He adds that if state governments go through the PPSA resolution process and are still facing firearm confiscation, they “have the option of appealing to the Ombudsman for resolution.”

“If that fails, they’ll have a better ground to pursue it in court,” Davis says.

The RCMP seized guns in High River, Alberta during the 2013 floods. Residents returned to their homes to find their guns missing, and many expressed anger after learning what had been done by the police.

financial considerations

Alberta is considering creating a provincial police force, which could ease Ottawa and the RCMP’s national headquarters’ insistence on enforcing the law. According to Davies, the RCMP has had a “stigma” reputation in recent years, but financial reasons have led most states to keep the force.

Epoch Times photo
A restricted gun owner holds an AR-15 at his home in Langley, British Columbia, May 1, 2020. (The Canadian Press/Jonathan Hayward)

“The federal government pays 70 percent of the cost of policing, so it has always been economically advantageous for the state to maintain these PPSAs. States are responsible for the administration of justice, and that is their constitutional right,” Davis said.

He says it may not be a matter of the Mounties simply enforcing the law.

“Within the RCMP there will be many members who support the state. You don’t want to enforce laws that you know are going to happen.

Former RCMP officer Larry Comeau, who retired after serving 36 years, says he has “found the RCMP answering two masters” in a state-federal feud, but Ottawa and police are protecting him. There are also clashes between citizens who are being asked to do so. play.

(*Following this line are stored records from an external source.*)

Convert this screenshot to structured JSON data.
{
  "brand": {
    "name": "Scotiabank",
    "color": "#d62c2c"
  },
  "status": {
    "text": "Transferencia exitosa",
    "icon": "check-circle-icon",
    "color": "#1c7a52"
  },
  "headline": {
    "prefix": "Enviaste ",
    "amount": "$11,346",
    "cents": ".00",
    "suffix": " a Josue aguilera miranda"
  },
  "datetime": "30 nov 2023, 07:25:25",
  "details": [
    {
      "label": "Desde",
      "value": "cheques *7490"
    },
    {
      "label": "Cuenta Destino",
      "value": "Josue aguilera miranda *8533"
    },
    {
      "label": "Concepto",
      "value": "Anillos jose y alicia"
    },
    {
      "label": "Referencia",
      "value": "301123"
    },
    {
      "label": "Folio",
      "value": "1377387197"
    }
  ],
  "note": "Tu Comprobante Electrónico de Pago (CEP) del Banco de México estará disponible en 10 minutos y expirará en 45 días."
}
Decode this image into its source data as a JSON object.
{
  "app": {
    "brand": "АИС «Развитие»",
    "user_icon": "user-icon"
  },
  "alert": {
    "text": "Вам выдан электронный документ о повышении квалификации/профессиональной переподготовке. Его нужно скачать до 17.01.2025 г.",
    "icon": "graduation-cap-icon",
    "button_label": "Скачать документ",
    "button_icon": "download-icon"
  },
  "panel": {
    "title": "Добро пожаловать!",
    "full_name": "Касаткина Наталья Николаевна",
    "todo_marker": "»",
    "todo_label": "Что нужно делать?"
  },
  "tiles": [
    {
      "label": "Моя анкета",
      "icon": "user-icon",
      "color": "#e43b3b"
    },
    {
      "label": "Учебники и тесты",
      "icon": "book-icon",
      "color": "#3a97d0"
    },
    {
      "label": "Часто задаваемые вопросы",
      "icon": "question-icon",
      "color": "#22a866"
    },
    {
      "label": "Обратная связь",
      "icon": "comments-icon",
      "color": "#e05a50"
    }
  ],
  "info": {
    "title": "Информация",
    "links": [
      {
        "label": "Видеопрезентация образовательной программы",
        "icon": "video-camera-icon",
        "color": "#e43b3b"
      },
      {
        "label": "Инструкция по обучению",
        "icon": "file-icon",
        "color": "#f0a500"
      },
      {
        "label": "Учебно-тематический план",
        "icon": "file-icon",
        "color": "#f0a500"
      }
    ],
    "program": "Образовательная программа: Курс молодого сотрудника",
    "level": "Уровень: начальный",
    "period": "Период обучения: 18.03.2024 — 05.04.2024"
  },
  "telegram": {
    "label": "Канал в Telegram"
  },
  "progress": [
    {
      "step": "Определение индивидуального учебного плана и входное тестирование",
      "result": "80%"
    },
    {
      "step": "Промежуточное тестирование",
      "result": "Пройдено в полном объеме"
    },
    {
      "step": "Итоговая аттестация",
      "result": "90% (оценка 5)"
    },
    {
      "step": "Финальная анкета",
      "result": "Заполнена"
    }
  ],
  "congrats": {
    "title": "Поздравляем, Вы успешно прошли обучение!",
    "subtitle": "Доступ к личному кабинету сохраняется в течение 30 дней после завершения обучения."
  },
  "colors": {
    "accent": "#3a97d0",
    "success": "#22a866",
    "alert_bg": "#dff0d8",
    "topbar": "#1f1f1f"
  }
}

“Prime Minister Trudeau has said Canadians do not need weapons for self-defense. , let them know that they can wait a long time to respond to a deadly emergency.People in these areas also need weapons to protect their livestock,” Comeau wrote in an email. increase.

The Epoch Times contacted the public security bureau, but did not hear back by the publication time.

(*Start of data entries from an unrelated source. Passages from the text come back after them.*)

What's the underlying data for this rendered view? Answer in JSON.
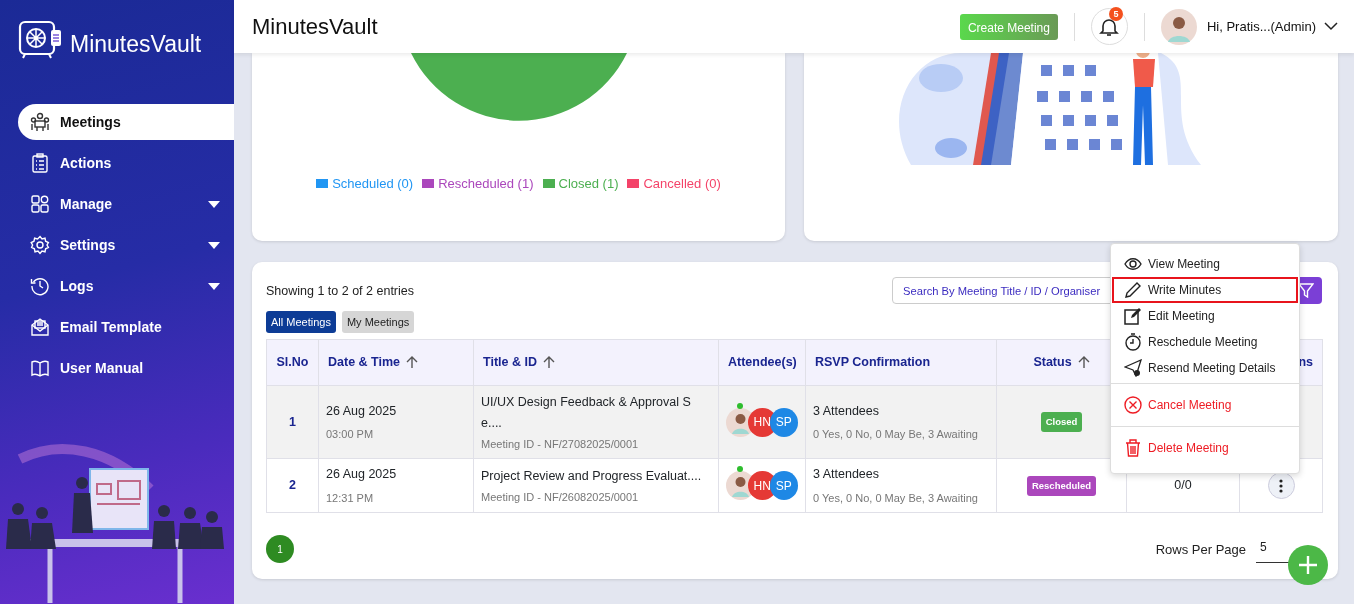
{
  "sidebar": {
    "logo_text": "MinutesVault",
    "items": [
      {
        "label": "Meetings",
        "selected": true,
        "has_submenu": false
      },
      {
        "label": "Actions",
        "selected": false,
        "has_submenu": false
      },
      {
        "label": "Manage",
        "selected": false,
        "has_submenu": true
      },
      {
        "label": "Settings",
        "selected": false,
        "has_submenu": true
      },
      {
        "label": "Logs",
        "selected": false,
        "has_submenu": true
      },
      {
        "label": "Email Template",
        "selected": false,
        "has_submenu": false
      },
      {
        "label": "User Manual",
        "selected": false,
        "has_submenu": false
      }
    ]
  },
  "header": {
    "title": "MinutesVault",
    "create_button": "Create Meeting",
    "notification_count": "5",
    "user_label": "Hi, Pratis...(Admin)"
  },
  "status_chart": {
    "legend": [
      {
        "label": "Scheduled (0)",
        "color": "#2196f3"
      },
      {
        "label": "Rescheduled (1)",
        "color": "#ab47bc"
      },
      {
        "label": "Closed (1)",
        "color": "#4caf50"
      },
      {
        "label": "Cancelled (0)",
        "color": "#f44369"
      }
    ]
  },
  "meetings": {
    "summary": "Showing 1 to 2 of 2 entries",
    "search": {
      "placeholder": "Search By Meeting Title / ID / Organiser"
    },
    "filters": [
      {
        "label": "All Meetings",
        "selected": true
      },
      {
        "label": "My Meetings",
        "selected": false
      }
    ],
    "columns": [
      {
        "label": "Sl.No",
        "sortable": false
      },
      {
        "label": "Date & Time",
        "sortable": true
      },
      {
        "label": "Title & ID",
        "sortable": true
      },
      {
        "label": "Attendee(s)",
        "sortable": false
      },
      {
        "label": "RSVP Confirmation",
        "sortable": false
      },
      {
        "label": "Status",
        "sortable": true
      },
      {},
      {
        "label": "ns",
        "sortable": false
      }
    ],
    "rows": [
      {
        "sl_no": "1",
        "date": "26 Aug 2025",
        "time": "03:00 PM",
        "title": "UI/UX Design Feedback & Approval Se....",
        "meeting_id": "Meeting ID - NF/27082025/0001",
        "attendees": [
          {
            "kind": "photo",
            "online": true
          },
          {
            "kind": "initials",
            "initials": "HN",
            "color": "#e53935"
          },
          {
            "kind": "initials",
            "initials": "SP",
            "color": "#1e88e5"
          }
        ],
        "rsvp": "3 Attendees",
        "rsvp_detail": "0 Yes, 0 No, 0 May Be, 3 Awaiting",
        "status": {
          "label": "Closed",
          "color": "#4caf50"
        }
      },
      {
        "sl_no": "2",
        "date": "26 Aug 2025",
        "time": "12:31 PM",
        "title": "Project Review and Progress Evaluat....",
        "meeting_id": "Meeting ID - NF/26082025/0001",
        "attendees": [
          {
            "kind": "photo",
            "online": true
          },
          {
            "kind": "initials",
            "initials": "HN",
            "color": "#e53935"
          },
          {
            "kind": "initials",
            "initials": "SP",
            "color": "#1e88e5"
          }
        ],
        "rsvp": "3 Attendees",
        "rsvp_detail": "0 Yes, 0 No, 0 May Be, 3 Awaiting",
        "status": {
          "label": "Rescheduled",
          "color": "#ab47bc"
        },
        "column_7": "0/0",
        "menu_button": true
      }
    ],
    "pagination": [
      {
        "label": "1",
        "selected": true
      }
    ],
    "rows_per_page_label": "Rows Per Page",
    "rows_per_page": "5"
  },
  "action_menu": {
    "items": [
      {
        "label": "View Meeting",
        "kind": "normal",
        "highlighted": false
      },
      {
        "label": "Write Minutes",
        "kind": "normal",
        "highlighted": true
      },
      {
        "label": "Edit Meeting",
        "kind": "normal",
        "highlighted": false
      },
      {
        "label": "Reschedule Meeting",
        "kind": "normal",
        "highlighted": false
      },
      {
        "label": "Resend Meeting Details",
        "kind": "normal",
        "highlighted": false
      },
      {
        "label": "Cancel Meeting",
        "kind": "danger",
        "highlighted": false
      },
      {
        "label": "Delete Meeting",
        "kind": "danger",
        "highlighted": false
      }
    ]
  }
}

Mendicino said in remarks to lawmakers at the House Public Safety Committee meeting on Oct. 4 that he remains committed to working with states for buyback programs. .

“Promoting a fair buyback program that compensates legally purchased assault rifles for law-abiding gun owners is consistent with keeping our communities safe, and we We will always work with our state and territory partners,” he said.

lack of financial resources

On September 27, Saskatchewan’s Minister of Corrections, Police and Public Safety, Christine Tell, wrote to RCMP Vice-Chairman Rhonda Blackmore that the $200 million the state pays to the RCMP each year will be used to buy firearms for its residents. should not be used to seize .

On September 28, Shandro posted on Twitter:

Leland Keene, a former RCMP officer who retired in 2019, told the Epoch Times that a lack of police resources was the only reason seizure efforts didn’t work.

“They have been running empty for the last 10 to 15 years. They don’t have the people and the logistics to do it. It’s just pure politics,” Keane said.

Lee Harding


Lee Harding is a Saskatchewan-based journalist, think tank researcher, and contributor to The Epoch Times.